Earlier this month Mick Mulvaney, Director of the Office of Management and Budget (OMB), sent a 14-page memo to all agency heads detailing what they are to do to forward President Trump’s plan to reduce the size and scope of the federal government.
The memo titled Comprehensive Plan for Reforming the Federal Government and Reducing the Federal Civilian Workforce explains that President Trump plans to “create a lean, accountable, more efficient government that works for the American people.” The memo explains that streamlining the federal government might “include merging agencies, components, programs, or activities that have similar missions.” One very specific and unambiguous way memo explains th
e President’s goals will be accomplished is through each agency pursuing a long-term workforce reduction.
The memo leaves no room for question as to whether this is a request or order. When agencies submit their fiscal year 2019 proposed budgets to the White House in the fall of 2017, “agencies will submit their proposed Agency Reform Plans to OMB.”
Assuming that the United States Patent and Trademark Office (USPTO) follows the directives of the Mulvaney memo, it is clear what should happen. In pursuing President Trump’s federal workforce reduction plan the USPTO must target those patent examiners who have long been refusing to do their jobs. Losing these patent examiners to a workforce reduction will cut the “dead weight” from the Office without the Office losing productivity.
The Mulvaney memo also instructs agencies to “take near-term actions to ensure that the workforce they retain and hire is as effective as possible.” In order to accomplish this task the agencies are instructed to “determine whether their current policies and practices are barriers to hiring and retaining the workforce necessary to execute their missions…”
Anyone familiar with the way the USPTO hires patent examiners knows that hiring practices are not by any stretch of the imagination aimed at hiring those that are most qualified for the job, or who are most likely to be quality patent examiners. Of course, most of the absurdity associated with hiring practices is not the fault of the USPTO, but rather blame resides with the federal government.
The federal government has an outdated civil service system that simply fails to hire the best, brightest, and most qualified employees. The system, implemented through USAjobs.gov, only allows agencies to interview those who score the highest on a written application submitted online. Points are given for previous federal work experience or military experience, regardless of whether it is at all relevant to the job for which application is being made. Similarly, points are given to minorities and those with disabilities, again without regard to job suitability. Thus, the perfect applicant for a position who has never been employed by the federal government, who is not a minority, and who is not disabled can and does easily score fewer points than someone without the best, most appropriate background, training, and experience for a position.

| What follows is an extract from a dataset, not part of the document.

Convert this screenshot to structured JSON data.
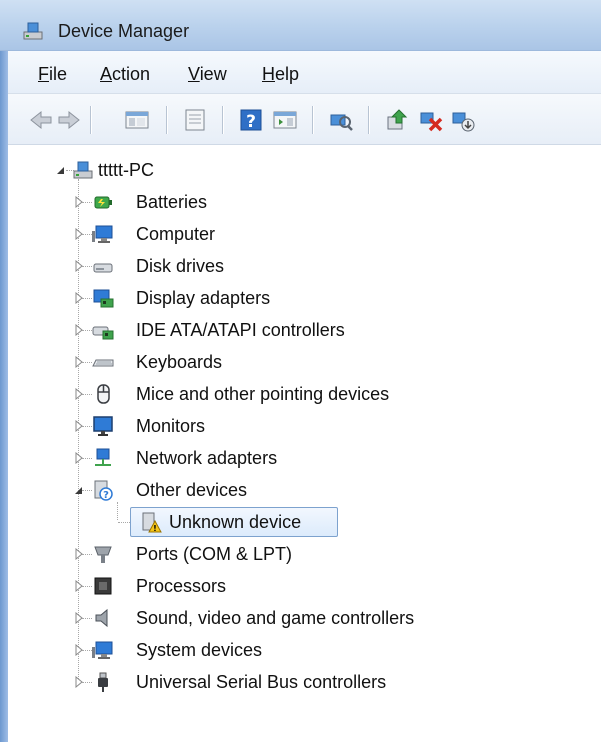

The solution is easy, although it would be a philosophical change of mammoth proportions. Eliminate points on the USAJobs.gov application for anything that does not directly relate to qualifications for the job being applied for. That would instantly, and rather dramatically, raise the quality of hires at the USPTO.
And another thing that USPTO must do is this: Hire only those fluent in English to be patent examiners. As crazy as it sounds, patent examiners are hired by the USPTO who struggle mightily with the English language. Indeed, this is the largest single complaint I hear from patent professionals about patent examiners. It boggles the mind how a patent examiner who will be required to correspond in writing and speak verbally with applicants and their representatives can be employed for a position when they are not fluent in English, which is the official language of the Office.
With all of this in mind the USPTO must target for workforce reduction:
- Those patent examiners who have not issued patents in years (there are many). These examiners are already not doing their jobs and their absence will simply not cause any hardship on the agency.
- Art Units with single digit allowance rates, of which there are more than a few. Indeed, Art Units like 3689 have such low single digit allowance rates that closing it and other similarly situated Art Units down, as part of a workforce reduction plan, would not cause any hardship on the agency. See Where Patent Applications Go to Die.
- Those patent examiners who are known to have gamed the system and who submit falsified time records. Although the Inspector General’s report did not identify these examiners, it appears as if 5% of the examiner workforce has been submitting questionable, if not fraudulent, timesheets. See here, here and here.
- Those patent examiners who are unable to pass English language fluency screening. While many of these examiners may be technically competent, it is simply unfair to applicants to be assigned an examiner that is not fluent in the language of the Office.
The Mulvaney memo instructs agencies to “consult with key stakeholders including their workforce” when developing their workforce reduction plans. Hopefully the USPTO will follow Mulvaney’s recommendation and hold the typical roundtable stakeholder meetings across the country, or at the very least at their headquarters in Alexandria, Virginia.